When it comes to convenience in cooking, herbs have a lot of things going for them, especially over spices. Short of a quick run-through with a knife, they require little advance preparation—no toasting or grinding required. Even lame supermarkets carry decent herbs (worlds better than their plastic-bound, pre-ground dusty counterparts in the spice section). And they make for an instant garnish on just about anything.
But there's nothing convenient about coming home with arms full of groceries, ready to cook your magnificent, herb-laden feast, only to find that your parsley and dill from three days ago have melted into a yellow-brown puddle of slime. It's happened to me, more times than I want to count, and you've likely been there too (right?). So here's how to kick out the creature from the black lagoon out so you can enjoy all that green, leafy goodness.

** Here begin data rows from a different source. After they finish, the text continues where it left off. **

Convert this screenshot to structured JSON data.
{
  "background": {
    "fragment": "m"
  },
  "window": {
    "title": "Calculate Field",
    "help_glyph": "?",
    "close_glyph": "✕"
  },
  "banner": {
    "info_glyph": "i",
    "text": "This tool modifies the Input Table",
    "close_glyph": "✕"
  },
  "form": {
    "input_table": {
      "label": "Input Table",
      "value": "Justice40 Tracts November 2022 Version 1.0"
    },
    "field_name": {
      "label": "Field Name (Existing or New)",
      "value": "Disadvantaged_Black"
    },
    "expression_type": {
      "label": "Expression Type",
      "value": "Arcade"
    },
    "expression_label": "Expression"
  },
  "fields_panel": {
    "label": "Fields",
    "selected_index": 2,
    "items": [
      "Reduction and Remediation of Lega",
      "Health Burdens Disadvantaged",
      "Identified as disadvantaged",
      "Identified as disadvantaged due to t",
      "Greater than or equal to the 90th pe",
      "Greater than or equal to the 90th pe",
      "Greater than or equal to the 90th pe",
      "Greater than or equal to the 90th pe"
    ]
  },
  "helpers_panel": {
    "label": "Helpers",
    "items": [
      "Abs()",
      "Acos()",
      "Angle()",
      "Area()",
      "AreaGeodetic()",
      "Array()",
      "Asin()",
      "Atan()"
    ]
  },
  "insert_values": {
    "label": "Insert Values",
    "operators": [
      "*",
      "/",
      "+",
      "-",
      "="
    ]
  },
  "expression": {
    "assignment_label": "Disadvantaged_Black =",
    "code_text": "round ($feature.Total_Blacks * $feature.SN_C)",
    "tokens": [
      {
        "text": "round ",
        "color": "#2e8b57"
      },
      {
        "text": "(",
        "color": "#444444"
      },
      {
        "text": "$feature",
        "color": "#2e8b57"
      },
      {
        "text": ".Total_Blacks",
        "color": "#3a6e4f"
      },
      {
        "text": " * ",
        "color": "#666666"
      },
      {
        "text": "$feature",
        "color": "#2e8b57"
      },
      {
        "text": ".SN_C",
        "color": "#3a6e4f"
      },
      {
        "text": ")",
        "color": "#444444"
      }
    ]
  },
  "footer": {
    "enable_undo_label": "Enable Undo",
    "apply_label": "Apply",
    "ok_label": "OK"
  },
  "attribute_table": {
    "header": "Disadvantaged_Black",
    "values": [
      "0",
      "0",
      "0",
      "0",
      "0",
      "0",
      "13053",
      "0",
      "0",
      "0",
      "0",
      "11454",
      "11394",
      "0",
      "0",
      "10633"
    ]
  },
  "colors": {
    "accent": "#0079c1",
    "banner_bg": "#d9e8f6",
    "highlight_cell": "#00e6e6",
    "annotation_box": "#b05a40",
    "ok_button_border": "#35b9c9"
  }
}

There are, roughly speaking, two broad categories of herbs. There are those that are leafy, like parsley, cilantro, and mint. And there are those that are not, like rosemary, dill, thyme, and chives.
As a general rule, leafy herbs don't keep as well as non-leafy ones. They lose moisture faster and are more prone to rotting. So plan to use these up as soon as you can; even under optimal conditions, you'll eke out a week at best. It's also a good plan to buy smaller bundles of herbs at the market. It may seem like a rip-off, especially if the bunches are sold at a fixed price, but you'll be more likely to use the herbs you have before they go off.
Beyond those general distinctions, most herbs should be cared for in much the same way. To get the most out of your herbs, treat them like flowers: they should be kept moist, but with lots of breathing room. They should be cool but not cold. And they can be preserved, if handled with care.
The first step in storing herbs is to dry off the leaves. Wet leaves lead to quick rotting, a problem as many herbs need a quick rinse before using. If you have a salad spinner, this is an easy task. Just spin your herbs dry, then lay them on paper towels to wick away any excess moisture. If you don't have a salad spinner, lay out a long strip of paper towel and roll the herb bundles until they feel mostly dry. Then let them sit on the unrolled towel for about half an hour.
To store, roll each bundle in its own length of paper towel, twice around. The towel will stall the refrigerator's drying effect, but won't trap moisture against the leaves like plastic. To sneak a few more days out of my herbs, I stick the stems in a glass of filtered water, which I change every couple days. As in the photo above, I fold the top of the paper towel roll over the herbs and tuck it into the glass (above the water line).
Lastly, keep your herbs in the front of your refrigerator, which is the warmest part. This isn't just because herbs do better at warmer temperatures, but because you're far more likely to remember them if they're in easy view. Most of the time, my herbs rot in the fridge when I forget I have them. The only herbs I don't treat this way are thyme and rosemary, which seem to stand up to common fridge abuse pretty well.
If you want to store herbs for weeks or months, I recommend freezing over drying, which tends to rob most herbs of their flavor. Pack minced herbs into an ice cube tray and cover with water before freezing. Your herb-sicles won't defrost into the crisp herbs they were, but will work fine in soups, sautés, and wet applications. This technique works best with delicate, leafy herbs.
These steps should help you sneak a few extra days out of your herbs, and keep the creature from the black lagoon out of your fridge. Next week I'll feature ways to use up all the leftovers.